§ **Try it**
What is needed is an exact copy of the whole listing below, with no pictures.
(Beginning of Task material)
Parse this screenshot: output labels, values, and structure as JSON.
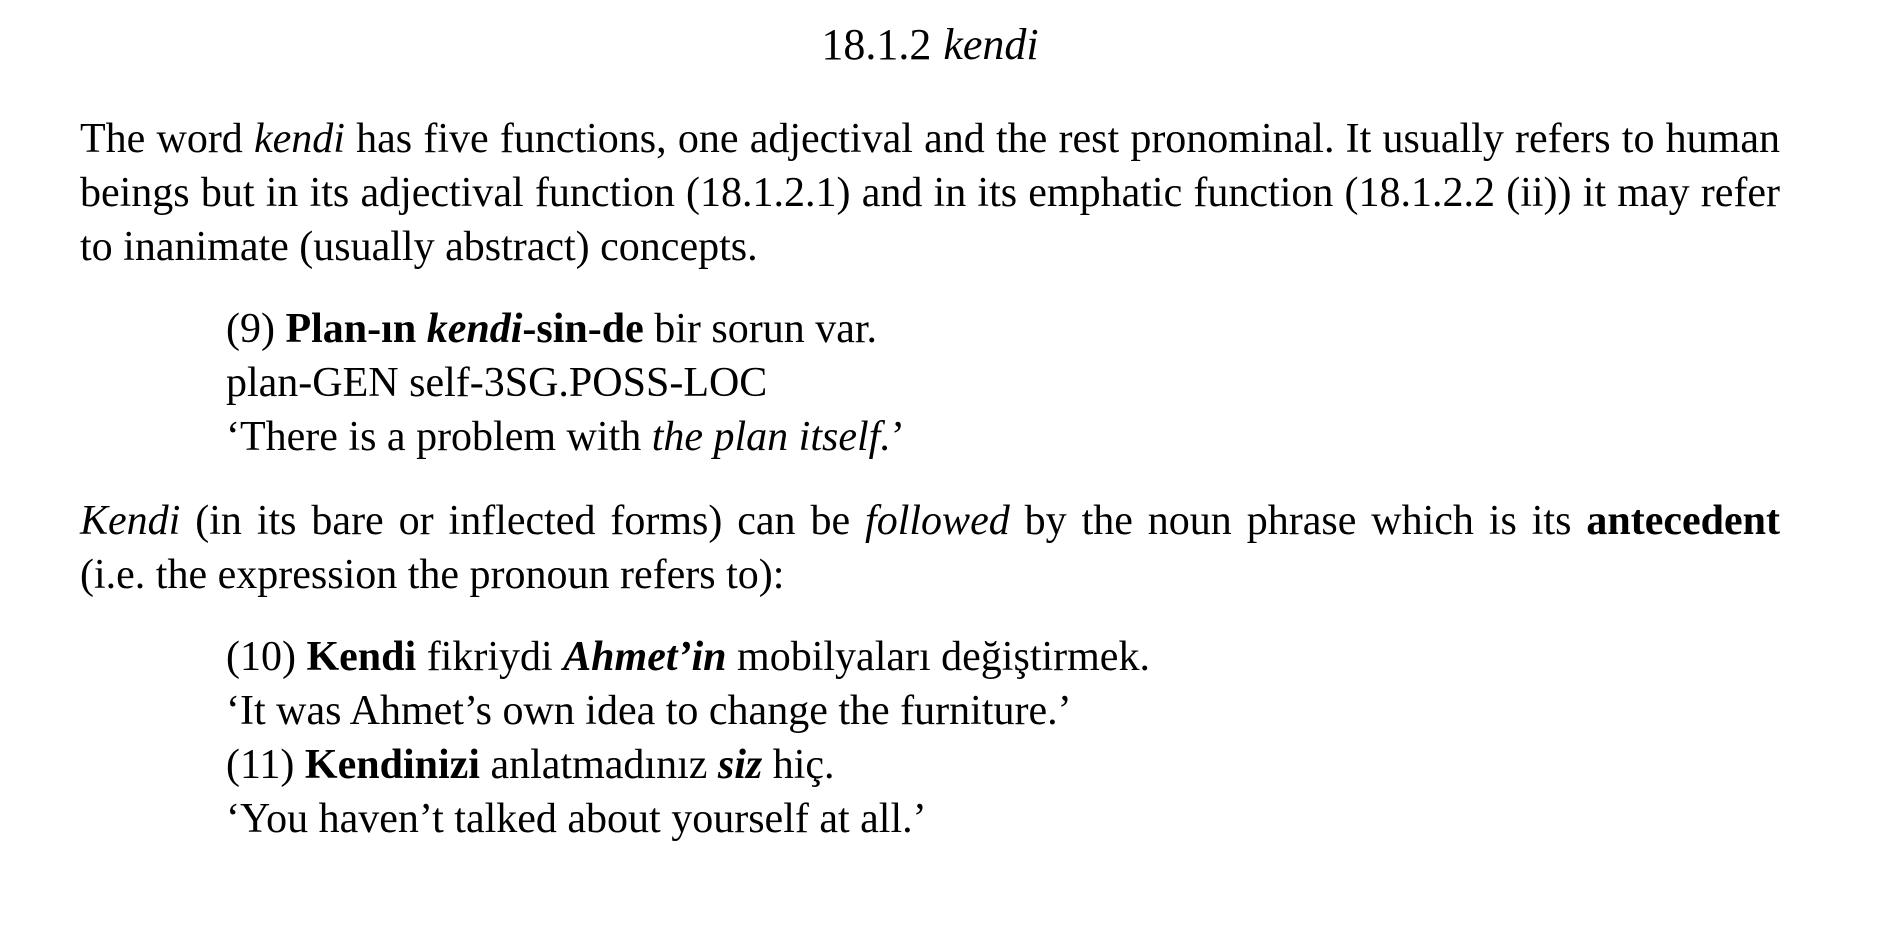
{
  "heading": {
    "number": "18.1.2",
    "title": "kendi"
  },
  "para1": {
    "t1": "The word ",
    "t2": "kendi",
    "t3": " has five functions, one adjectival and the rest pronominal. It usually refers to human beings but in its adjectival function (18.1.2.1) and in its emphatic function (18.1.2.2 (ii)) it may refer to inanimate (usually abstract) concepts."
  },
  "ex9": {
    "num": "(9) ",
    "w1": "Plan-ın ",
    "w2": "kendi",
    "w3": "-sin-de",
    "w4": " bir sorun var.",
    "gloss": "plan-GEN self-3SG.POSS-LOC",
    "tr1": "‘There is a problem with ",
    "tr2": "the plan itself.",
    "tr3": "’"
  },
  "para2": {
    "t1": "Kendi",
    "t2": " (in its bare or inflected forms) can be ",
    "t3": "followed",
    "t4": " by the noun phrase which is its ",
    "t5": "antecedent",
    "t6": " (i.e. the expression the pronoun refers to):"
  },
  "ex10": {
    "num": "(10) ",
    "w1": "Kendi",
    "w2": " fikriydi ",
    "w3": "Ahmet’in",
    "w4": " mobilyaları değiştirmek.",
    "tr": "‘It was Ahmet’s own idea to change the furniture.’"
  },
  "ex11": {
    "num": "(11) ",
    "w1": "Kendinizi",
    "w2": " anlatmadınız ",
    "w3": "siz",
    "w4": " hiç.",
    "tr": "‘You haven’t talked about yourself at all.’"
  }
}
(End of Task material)
§ **Result of the exercise**
Parse this screenshot: output labels, values, and structure as JSON.
{
  "heading": {
    "number": "18.1.2",
    "title": "kendi"
  },
  "para1": {
    "t1": "The word ",
    "t2": "kendi",
    "t3": " has five functions, one adjectival and the rest pronominal. It usually refers to human beings but in its adjectival function (18.1.2.1) and in its emphatic function (18.1.2.2 (ii)) it may refer to inanimate (usually abstract) concepts."
  },
  "ex9": {
    "num": "(9) ",
    "w1": "Plan-ın ",
    "w2": "kendi",
    "w3": "-sin-de",
    "w4": " bir sorun var.",
    "gloss": "plan-GEN self-3SG.POSS-LOC",
    "tr1": "‘There is a problem with ",
    "tr2": "the plan itself.",
    "tr3": "’"
  },
  "para2": {
    "t1": "Kendi",
    "t2": " (in its bare or inflected forms) can be ",
    "t3": "followed",
    "t4": " by the noun phrase which is its ",
    "t5": "antecedent",
    "t6": " (i.e. the expression the pronoun refers to):"
  },
  "ex10": {
    "num": "(10) ",
    "w1": "Kendi",
    "w2": " fikriydi ",
    "w3": "Ahmet’in",
    "w4": " mobilyaları değiştirmek.",
    "tr": "‘It was Ahmet’s own idea to change the furniture.’"
  },
  "ex11": {
    "num": "(11) ",
    "w1": "Kendinizi",
    "w2": " anlatmadınız ",
    "w3": "siz",
    "w4": " hiç.",
    "tr": "‘You haven’t talked about yourself at all.’"
  }
}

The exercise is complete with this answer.